◆ Description of the task
Check every line of the data below for the word "taskbar". Copy the ones that have it.
+--
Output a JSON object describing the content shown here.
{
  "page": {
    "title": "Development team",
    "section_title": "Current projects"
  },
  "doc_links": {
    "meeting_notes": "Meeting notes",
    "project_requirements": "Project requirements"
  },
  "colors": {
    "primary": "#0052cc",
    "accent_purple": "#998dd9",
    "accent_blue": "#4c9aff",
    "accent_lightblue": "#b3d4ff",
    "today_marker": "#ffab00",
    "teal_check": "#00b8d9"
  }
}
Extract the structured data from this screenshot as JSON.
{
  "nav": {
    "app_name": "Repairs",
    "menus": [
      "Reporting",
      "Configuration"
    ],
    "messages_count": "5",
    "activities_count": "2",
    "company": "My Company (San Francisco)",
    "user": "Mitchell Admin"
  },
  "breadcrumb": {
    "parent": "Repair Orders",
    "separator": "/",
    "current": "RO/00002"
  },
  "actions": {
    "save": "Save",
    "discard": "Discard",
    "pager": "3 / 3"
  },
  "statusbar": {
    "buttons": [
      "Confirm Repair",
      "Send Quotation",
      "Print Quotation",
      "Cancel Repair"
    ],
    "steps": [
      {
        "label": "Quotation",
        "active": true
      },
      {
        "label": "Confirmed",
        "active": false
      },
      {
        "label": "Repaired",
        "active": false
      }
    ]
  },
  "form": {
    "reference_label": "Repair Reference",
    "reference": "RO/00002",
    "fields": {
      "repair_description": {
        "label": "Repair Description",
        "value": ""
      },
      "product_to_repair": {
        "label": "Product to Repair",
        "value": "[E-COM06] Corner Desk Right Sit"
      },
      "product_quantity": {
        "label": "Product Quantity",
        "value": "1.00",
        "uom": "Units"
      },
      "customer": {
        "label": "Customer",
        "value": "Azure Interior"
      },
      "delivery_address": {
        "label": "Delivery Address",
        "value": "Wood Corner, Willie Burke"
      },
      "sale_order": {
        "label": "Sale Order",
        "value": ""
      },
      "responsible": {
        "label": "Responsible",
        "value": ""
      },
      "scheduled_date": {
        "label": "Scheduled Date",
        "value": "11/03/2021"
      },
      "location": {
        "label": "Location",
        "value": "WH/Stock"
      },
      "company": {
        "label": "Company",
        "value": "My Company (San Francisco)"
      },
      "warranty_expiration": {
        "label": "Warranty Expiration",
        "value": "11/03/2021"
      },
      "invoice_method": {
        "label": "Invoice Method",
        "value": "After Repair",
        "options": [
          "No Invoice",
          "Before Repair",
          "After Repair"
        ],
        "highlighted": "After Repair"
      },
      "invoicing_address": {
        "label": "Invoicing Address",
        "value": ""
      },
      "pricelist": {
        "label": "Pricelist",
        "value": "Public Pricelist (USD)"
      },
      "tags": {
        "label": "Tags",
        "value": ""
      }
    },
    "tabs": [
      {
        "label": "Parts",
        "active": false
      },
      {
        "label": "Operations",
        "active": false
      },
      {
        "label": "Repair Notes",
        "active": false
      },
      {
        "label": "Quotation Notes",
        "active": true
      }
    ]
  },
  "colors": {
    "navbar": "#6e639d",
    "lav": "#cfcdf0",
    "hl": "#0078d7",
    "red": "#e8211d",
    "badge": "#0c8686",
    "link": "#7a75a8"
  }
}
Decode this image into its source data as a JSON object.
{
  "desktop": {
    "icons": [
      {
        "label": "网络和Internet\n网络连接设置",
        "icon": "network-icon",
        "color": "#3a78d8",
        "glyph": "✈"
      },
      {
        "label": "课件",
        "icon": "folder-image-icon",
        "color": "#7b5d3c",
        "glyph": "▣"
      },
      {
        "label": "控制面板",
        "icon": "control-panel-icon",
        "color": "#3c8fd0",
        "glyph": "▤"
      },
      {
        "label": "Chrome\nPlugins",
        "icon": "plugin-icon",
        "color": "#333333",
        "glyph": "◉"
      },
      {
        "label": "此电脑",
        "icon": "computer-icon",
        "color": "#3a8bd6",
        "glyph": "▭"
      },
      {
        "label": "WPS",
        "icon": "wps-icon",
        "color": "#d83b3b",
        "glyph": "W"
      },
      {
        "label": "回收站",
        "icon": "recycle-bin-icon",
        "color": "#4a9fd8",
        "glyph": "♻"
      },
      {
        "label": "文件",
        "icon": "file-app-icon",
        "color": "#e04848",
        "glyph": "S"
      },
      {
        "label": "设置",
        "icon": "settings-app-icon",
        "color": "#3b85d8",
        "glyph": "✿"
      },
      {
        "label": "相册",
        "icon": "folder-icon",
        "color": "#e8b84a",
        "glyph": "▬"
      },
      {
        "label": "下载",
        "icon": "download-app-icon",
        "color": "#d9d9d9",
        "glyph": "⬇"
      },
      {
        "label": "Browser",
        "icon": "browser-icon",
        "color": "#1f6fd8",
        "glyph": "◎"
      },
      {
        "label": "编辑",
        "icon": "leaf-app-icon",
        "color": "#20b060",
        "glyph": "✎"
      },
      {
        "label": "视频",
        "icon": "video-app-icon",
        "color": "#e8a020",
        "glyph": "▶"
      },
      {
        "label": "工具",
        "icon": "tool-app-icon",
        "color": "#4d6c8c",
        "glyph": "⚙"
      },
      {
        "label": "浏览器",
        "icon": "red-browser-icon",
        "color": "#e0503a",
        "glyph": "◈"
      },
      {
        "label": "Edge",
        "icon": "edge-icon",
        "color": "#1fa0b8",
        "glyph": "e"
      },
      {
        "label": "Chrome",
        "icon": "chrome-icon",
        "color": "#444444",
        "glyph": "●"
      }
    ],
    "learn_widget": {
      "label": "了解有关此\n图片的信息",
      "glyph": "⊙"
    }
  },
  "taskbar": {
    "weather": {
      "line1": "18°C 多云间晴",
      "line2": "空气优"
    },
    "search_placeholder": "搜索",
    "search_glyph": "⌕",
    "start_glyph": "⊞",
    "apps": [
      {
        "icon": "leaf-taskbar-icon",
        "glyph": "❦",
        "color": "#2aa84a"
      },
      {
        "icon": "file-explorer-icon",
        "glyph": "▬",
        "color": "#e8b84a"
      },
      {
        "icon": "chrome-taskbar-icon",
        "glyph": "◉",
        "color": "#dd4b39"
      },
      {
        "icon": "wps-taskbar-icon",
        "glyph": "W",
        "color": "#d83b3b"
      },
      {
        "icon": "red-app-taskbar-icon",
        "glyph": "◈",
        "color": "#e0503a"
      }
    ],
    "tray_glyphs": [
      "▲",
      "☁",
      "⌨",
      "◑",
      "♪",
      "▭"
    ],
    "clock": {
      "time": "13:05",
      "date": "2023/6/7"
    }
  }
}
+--
◆ Result for this task
  "taskbar": {
        "icon": "leaf-taskbar-icon",
        "icon": "chrome-taskbar-icon",
        "icon": "wps-taskbar-icon",
        "icon": "red-app-taskbar-icon",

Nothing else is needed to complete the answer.